According to Kim, most decisions will be made in private health care. Doctors and providers are able to opt out and the department cannot “force anyone to do anything.”
The department is doing what it can to help the provider and patient communities prepare for the legislation’s implementation, he said. That includes doctor conferences, community meetings and meetings with law enforcement and insurance carriers.
While the department acknowledges “this is (patients’) right to require life-ending medication,” Kim said they want to make sure other options are known, too….
In Hilo, some local care providers are still working to develop policies.
“We did get the communication from the Department of Health and we are in high level discussions with our leadership to discuss a course of action in preparation for the law to come into effect at the beginning of the year,” Hilo Medical Center spokeswoman Elena Cabatu said.
Brenda Ho, CEO of Hawaii Care Choices, formerly Hospice of Hilo, said her organization has not yet finalized its process for how such requests would be facilitated, but said there’s not a lot that will change in what they do….
Coordinated by the Hawaii County Office of Aging, state Sens. Lorraine Inouye and Russell Ruderman, and state Reps. Cindy Evans and Joy San Buenaventura, the Compassion and Choices Hawaii presentations are free and open to the public.
Community presentations are planned for 10-11:30 a.m. Tuesday at the West Hawaii Civic Center Council Chambers, 74-5044 Ane Keohokalole Highway, Kailua-Kona; 4-5:30 p.m. Tuesday at Tutu’s House, 64-1032 Mamalahoa Highway, Suite 305, Waimea; and 10-11:30 a.m Wednesday at Hilo Aging and Disability Resource Center, 1055 Kinoole St., Hilo.
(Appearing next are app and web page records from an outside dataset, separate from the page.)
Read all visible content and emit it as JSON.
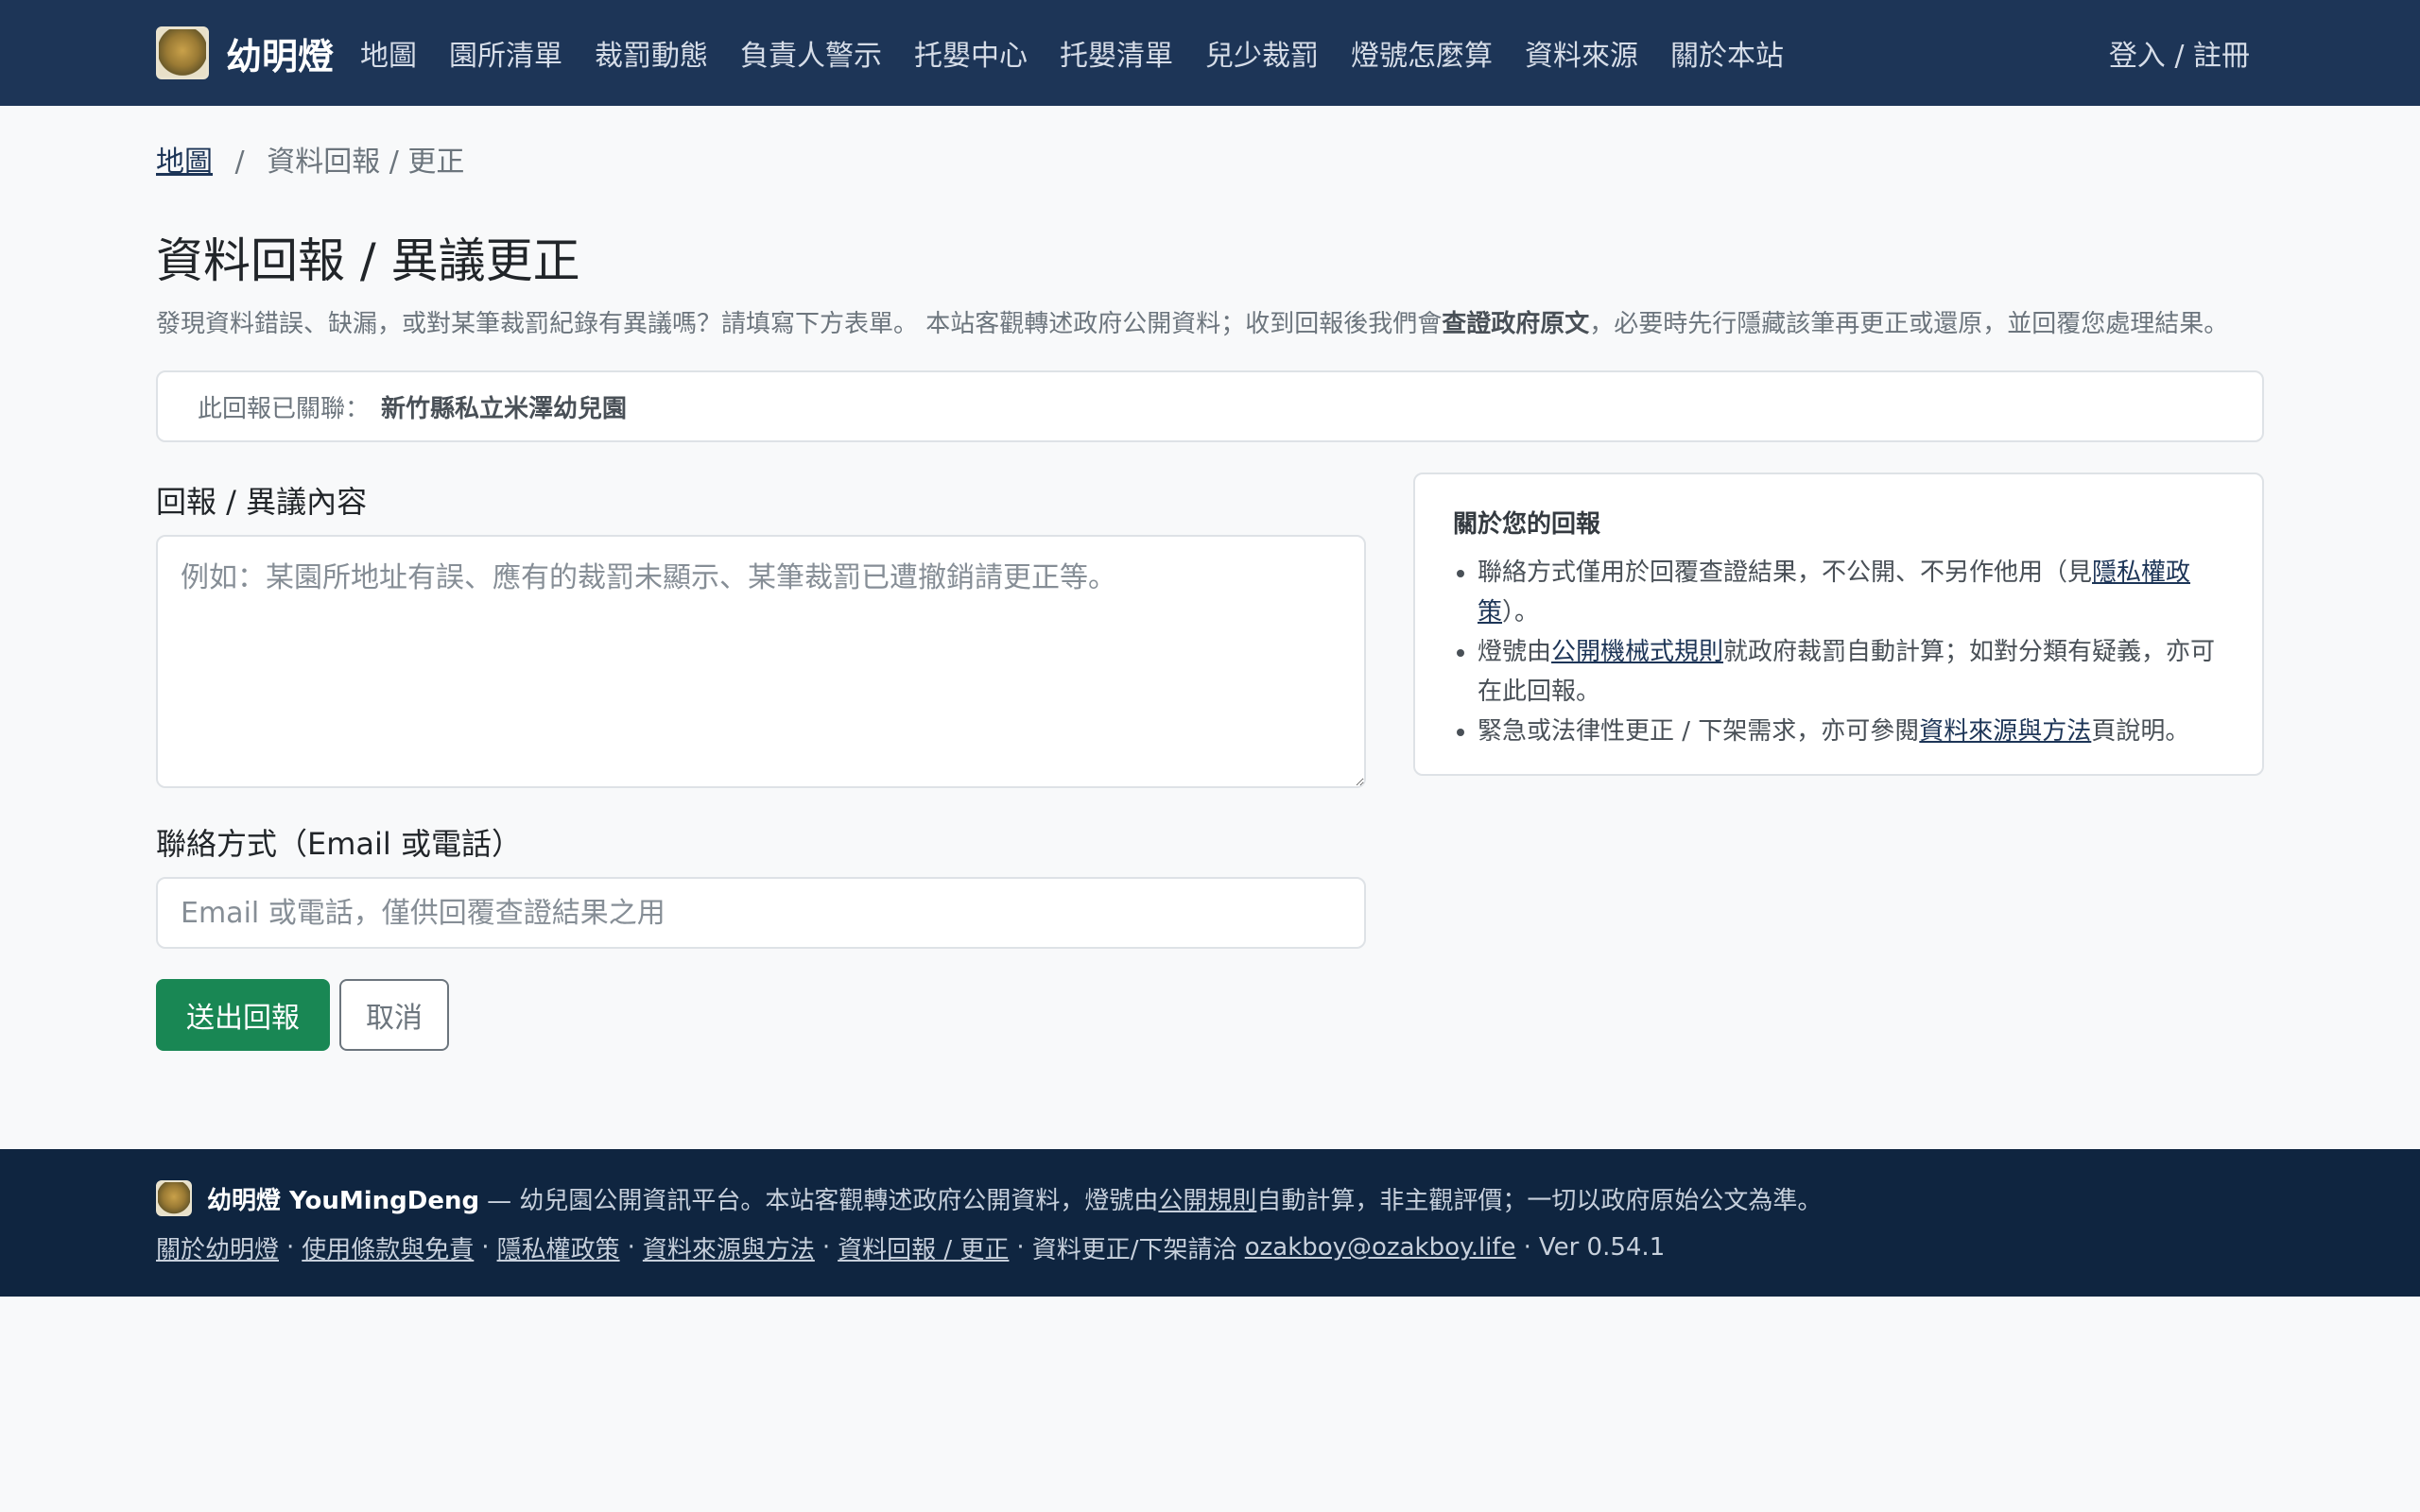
{
  "nav": {
    "brand": "幼明燈",
    "links": [
      "地圖",
      "園所清單",
      "裁罰動態",
      "負責人警示",
      "托嬰中心",
      "托嬰清單",
      "兒少裁罰",
      "燈號怎麼算",
      "資料來源",
      "關於本站"
    ],
    "login": "登入 / 註冊"
  },
  "breadcrumb": {
    "home": "地圖",
    "sep": "/",
    "current": "資料回報 / 更正"
  },
  "page": {
    "title": "資料回報 / 異議更正",
    "lead_1": "發現資料錯誤、缺漏，或對某筆裁罰紀錄有異議嗎？請填寫下方表單。 本站客觀轉述政府公開資料；收到回報後我們會",
    "lead_bold": "查證政府原文",
    "lead_2": "，必要時先行隱藏該筆再更正或還原，並回覆您處理結果。"
  },
  "association": {
    "label": "此回報已關聯：",
    "value": "新竹縣私立米澤幼兒園"
  },
  "form": {
    "content_label": "回報 / 異議內容",
    "content_placeholder": "例如：某園所地址有誤、應有的裁罰未顯示、某筆裁罰已遭撤銷請更正等。",
    "contact_label": "聯絡方式（Email 或電話）",
    "contact_placeholder": "Email 或電話，僅供回覆查證結果之用",
    "submit": "送出回報",
    "cancel": "取消"
  },
  "sidebar": {
    "title": "關於您的回報",
    "item1_a": "聯絡方式僅用於回覆查證結果，不公開、不另作他用（見",
    "item1_link": "隱私權政策",
    "item1_b": "）。",
    "item2_a": "燈號由",
    "item2_link": "公開機械式規則",
    "item2_b": "就政府裁罰自動計算；如對分類有疑義，亦可在此回報。",
    "item3_a": "緊急或法律性更正 / 下架需求，亦可參閱",
    "item3_link": "資料來源與方法",
    "item3_b": "頁說明。"
  },
  "footer": {
    "brand": "幼明燈 YouMingDeng",
    "tagline": "— 幼兒園公開資訊平台。本站客觀轉述政府公開資料，燈號由",
    "tagline_link": "公開規則",
    "tagline_2": "自動計算，非主觀評價；一切以政府原始公文為準。",
    "links": [
      "關於幼明燈",
      "使用條款與免責",
      "隱私權政策",
      "資料來源與方法",
      "資料回報 / 更正"
    ],
    "contact_text": "資料更正/下架請洽",
    "email": "ozakboy@ozakboy.life",
    "version": "Ver 0.54.1"
  },
  "colors": {
    "navbar": "#1d3557",
    "footer": "#0f2540",
    "primary": "#198754"
  }
}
Additional programs are being held specifically for medical, health and human services professionals and are set for 2:30-4 p.m. today at the West Hawaii Civic Center Council Chambers and 12:30-2 p.m. Wednesday at Hilo ADRC.
Registration, which is helpful but not required, can be done by calling 974-4000, ext. 67885….
Kokua Line: Regular doctor may refuse dying patient’s last request
read … Sessions to help community, professionals prepare for ‘Our Care, Our Choice’ Act